“I know it’s closer than the bottom of this mountain,” she said. “These men whose bones I’m burning to keep us warm were on their way there with a tribute meant for the gods of Earth, whoever they are, and Oukranos in particular. I can only assume that’s where my father meant me to go as well.”
“They must have been desperate. Men are forbidden to approach Kadath. It’s tantamount to a suicide mission. No one ever comes back.” Phoenix sounded almost impressed.
“There’s a drought in their land, or there was when they came here. It’s impossible to say how long ago that was in this cold, but the Ourkranos river was drying up when they left and everything along its banks was dying. Considering what I had to do to keep us warm, finishing their mission is the least I can do.” His silence irked her. “You know you can do whatever you want, right? Since you’re so fond of choices. We‘re not sharing the same skin any more; if you want to go down, go down. I don‘t think you‘ll make it, but far be it for me to just assume you‘d choose an uncertain fate over certain death from exposure.”
Phoenix blinked, glancing towards the cave’s entrance. It was so warm near the fire, it was easy to forget they were on the peak of a very high, very cold mountain. The cave had only bought them a temporary reprieve from the cold, as it had the men who came before them. With a sigh, he pulled one of the fur coats on, and then another over it. Glory shook her head but didn’t comment. He was going to find it difficult to climb a mountain when he resembled the little boy from A Christmas Story.
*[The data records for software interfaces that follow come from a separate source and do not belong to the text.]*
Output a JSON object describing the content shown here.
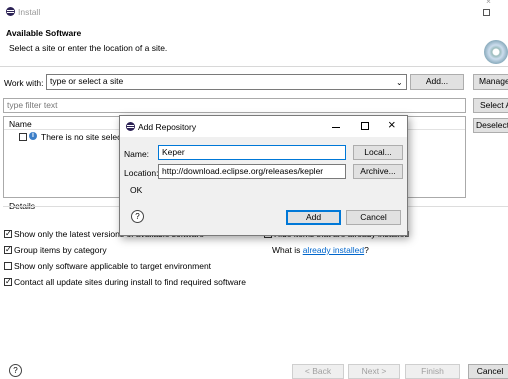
{
  "window": {
    "title": "Install",
    "icon": "eclipse-icon"
  },
  "header": {
    "title": "Available Software",
    "subtitle": "Select a site or enter the location of a site."
  },
  "work_with": {
    "label": "Work with:",
    "placeholder": "type or select a site",
    "add_button": "Add...",
    "manage_button": "Manage"
  },
  "filter": {
    "placeholder": "type filter text",
    "select_all_button": "Select A",
    "deselect_all_button": "Deselect"
  },
  "tree": {
    "column_name": "Name",
    "info_row": "There is no site selecte"
  },
  "details": {
    "label": "Details"
  },
  "options": [
    {
      "label": "Show only the latest versions of available software",
      "checked": true
    },
    {
      "label": "Group items by category",
      "checked": true
    },
    {
      "label": "Show only software applicable to target environment",
      "checked": false
    },
    {
      "label": "Contact all update sites during install to find required software",
      "checked": true
    }
  ],
  "options_right": {
    "hide_installed": "Hide items that are already installed",
    "what_is_prefix": "What is ",
    "already_installed_link": "already installed",
    "what_is_suffix": "?"
  },
  "footer": {
    "back": "< Back",
    "next": "Next >",
    "finish": "Finish",
    "cancel": "Cancel"
  },
  "dialog": {
    "title": "Add Repository",
    "name_label": "Name:",
    "name_value": "Keper",
    "local_button": "Local...",
    "location_label": "Location:",
    "location_value": "http://download.eclipse.org/releases/kepler",
    "archive_button": "Archive...",
    "status": "OK",
    "add_button": "Add",
    "cancel_button": "Cancel"
  },
  "colors": {
    "link": "#0066cc",
    "focus": "#0078d7",
    "button_bg": "#e1e1e1"
  }
}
There was still a small pile of broken bones left, but it wouldn’t see them through the night. If they started while there was still light, hopefully they’d reach Kadath before dark. Let the mound wait for whoever came after them. Glory had no doubt that some foolhardy or desperate soul would eventually follow if only because the place was forbidden.
Phoenix followed her into the gleaming snowfields. The world was eerily quiet aside from the crunch of displaced snow. She forced her way through the dusty crystals without looking to see which way Phoenix would go. The sound of his footsteps behind her gave her some comfort though. He knew more about the Dreamlands than she did, even if getting information out of him was like prying open oyster shells in search of pearls. Apparently he had decided that his chances were better with her than trying to make his way down the mountain alone.
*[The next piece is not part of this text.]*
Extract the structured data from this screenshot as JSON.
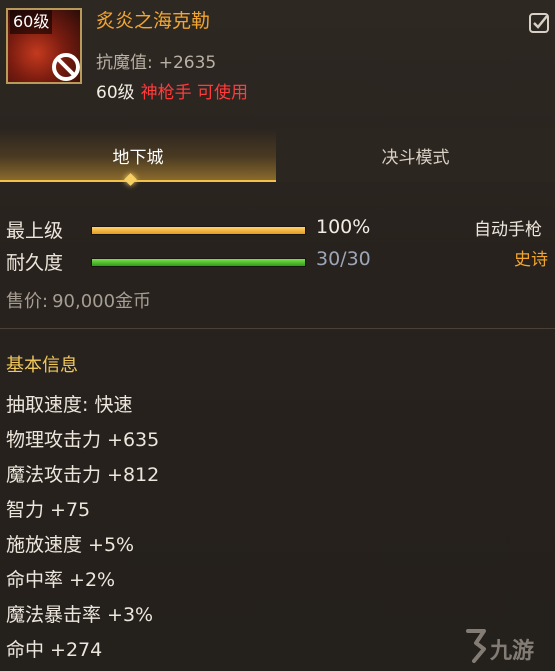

Funny how she’d wanted to be free of him since he’d become a part of her, but now that they were finally separated, she was still attached to him for other reasons. She couldn’t help but feel a little sorry for him too. For as much as he’d spent his existence walking in other people’s shoes, he‘d apparently learned nothing from their mistakes. He’d betrayed his creator for the sake of freedom, but the Elder Gods, whoever they might be, had ensured he’d remain reliant on others for his survival, at least on Earth. How he would use his new found independence in the Dreamlands was anyone’s guess.
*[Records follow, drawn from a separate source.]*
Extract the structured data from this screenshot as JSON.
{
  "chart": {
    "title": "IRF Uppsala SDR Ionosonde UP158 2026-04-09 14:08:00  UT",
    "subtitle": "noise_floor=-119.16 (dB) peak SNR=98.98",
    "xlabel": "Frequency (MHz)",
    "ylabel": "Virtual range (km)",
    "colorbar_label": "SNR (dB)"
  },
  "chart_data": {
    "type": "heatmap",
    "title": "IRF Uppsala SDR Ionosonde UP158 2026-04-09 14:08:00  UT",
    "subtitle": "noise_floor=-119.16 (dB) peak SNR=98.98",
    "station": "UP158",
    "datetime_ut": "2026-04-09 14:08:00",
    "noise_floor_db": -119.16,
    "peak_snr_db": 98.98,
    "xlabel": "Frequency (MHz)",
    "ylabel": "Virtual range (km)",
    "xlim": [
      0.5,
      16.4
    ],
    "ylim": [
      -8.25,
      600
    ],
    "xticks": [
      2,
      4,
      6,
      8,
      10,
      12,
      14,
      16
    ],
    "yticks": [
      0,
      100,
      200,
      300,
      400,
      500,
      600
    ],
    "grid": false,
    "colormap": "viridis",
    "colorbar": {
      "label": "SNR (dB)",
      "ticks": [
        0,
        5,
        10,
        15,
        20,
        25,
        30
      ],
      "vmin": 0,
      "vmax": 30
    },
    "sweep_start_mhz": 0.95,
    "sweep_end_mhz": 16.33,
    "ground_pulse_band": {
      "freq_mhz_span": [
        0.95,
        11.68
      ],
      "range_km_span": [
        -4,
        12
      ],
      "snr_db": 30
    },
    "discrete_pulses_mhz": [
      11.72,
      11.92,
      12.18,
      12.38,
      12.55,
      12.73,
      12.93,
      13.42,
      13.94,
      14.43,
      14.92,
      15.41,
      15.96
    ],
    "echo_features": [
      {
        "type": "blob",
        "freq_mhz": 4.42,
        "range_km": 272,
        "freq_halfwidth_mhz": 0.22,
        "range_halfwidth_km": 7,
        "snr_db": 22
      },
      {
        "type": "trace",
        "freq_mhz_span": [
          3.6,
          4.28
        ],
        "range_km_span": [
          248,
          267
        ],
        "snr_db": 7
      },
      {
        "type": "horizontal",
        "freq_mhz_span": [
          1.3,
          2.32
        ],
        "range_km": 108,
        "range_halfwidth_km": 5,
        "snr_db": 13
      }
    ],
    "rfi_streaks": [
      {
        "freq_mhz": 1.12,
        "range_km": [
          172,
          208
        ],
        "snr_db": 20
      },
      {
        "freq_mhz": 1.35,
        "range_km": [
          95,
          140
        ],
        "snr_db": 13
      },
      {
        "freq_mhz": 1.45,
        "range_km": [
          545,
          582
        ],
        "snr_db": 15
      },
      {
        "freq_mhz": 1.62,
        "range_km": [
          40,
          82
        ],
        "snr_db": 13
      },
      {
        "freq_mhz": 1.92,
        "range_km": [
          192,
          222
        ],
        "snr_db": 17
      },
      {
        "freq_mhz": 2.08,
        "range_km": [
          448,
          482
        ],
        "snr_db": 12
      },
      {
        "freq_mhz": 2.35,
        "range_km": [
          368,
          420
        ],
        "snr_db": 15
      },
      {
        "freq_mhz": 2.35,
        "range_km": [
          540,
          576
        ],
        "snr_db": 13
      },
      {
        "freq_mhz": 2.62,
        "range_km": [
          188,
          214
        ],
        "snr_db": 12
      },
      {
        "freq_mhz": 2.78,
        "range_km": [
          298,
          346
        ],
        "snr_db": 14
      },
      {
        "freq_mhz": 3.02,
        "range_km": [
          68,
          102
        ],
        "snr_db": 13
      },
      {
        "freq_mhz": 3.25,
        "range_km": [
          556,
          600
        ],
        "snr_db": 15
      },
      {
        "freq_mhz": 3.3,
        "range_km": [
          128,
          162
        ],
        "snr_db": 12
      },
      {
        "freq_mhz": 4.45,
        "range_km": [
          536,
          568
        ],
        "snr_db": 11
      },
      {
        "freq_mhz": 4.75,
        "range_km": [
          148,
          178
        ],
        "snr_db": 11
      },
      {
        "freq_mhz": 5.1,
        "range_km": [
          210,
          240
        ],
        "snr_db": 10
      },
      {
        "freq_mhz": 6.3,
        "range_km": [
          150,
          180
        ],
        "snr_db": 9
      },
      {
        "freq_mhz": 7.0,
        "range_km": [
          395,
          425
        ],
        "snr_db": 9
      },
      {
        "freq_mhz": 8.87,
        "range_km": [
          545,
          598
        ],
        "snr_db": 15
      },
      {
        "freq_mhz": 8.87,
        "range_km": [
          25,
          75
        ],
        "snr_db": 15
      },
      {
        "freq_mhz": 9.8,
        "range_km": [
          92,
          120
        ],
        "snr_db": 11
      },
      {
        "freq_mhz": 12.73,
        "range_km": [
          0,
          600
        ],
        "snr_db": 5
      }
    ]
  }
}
She did not have to worry about wet shoes or pants. It was so cold that the warmth of her body did nothing to melt the powdery snow. While they walked, Glory kept her hands tucked into the sleeves of the heavy fur coat she wore, but her feet and legs were numb long before they reached a route that seemed to lead up to the forbidding structure at the top of the mountain. Her hands were soon just as numb, something she was marginally grateful for as the sharp rocks cut through the worn out gloves to ribbons.
“I… can’t…” Phoenix moaned, clinging to the craggy surface as a gust of wind threatened to pry them away and send them spinning out into space. They were so high up, Glory wasn’t sure if they’d fall to the earth or go floating off into the stars.
“Keep moving,” she panted, digging her fingers and toes into crevices she couldn’t even feel. “There’s no other way to go but forward.”
to Book 6, part 2, page 22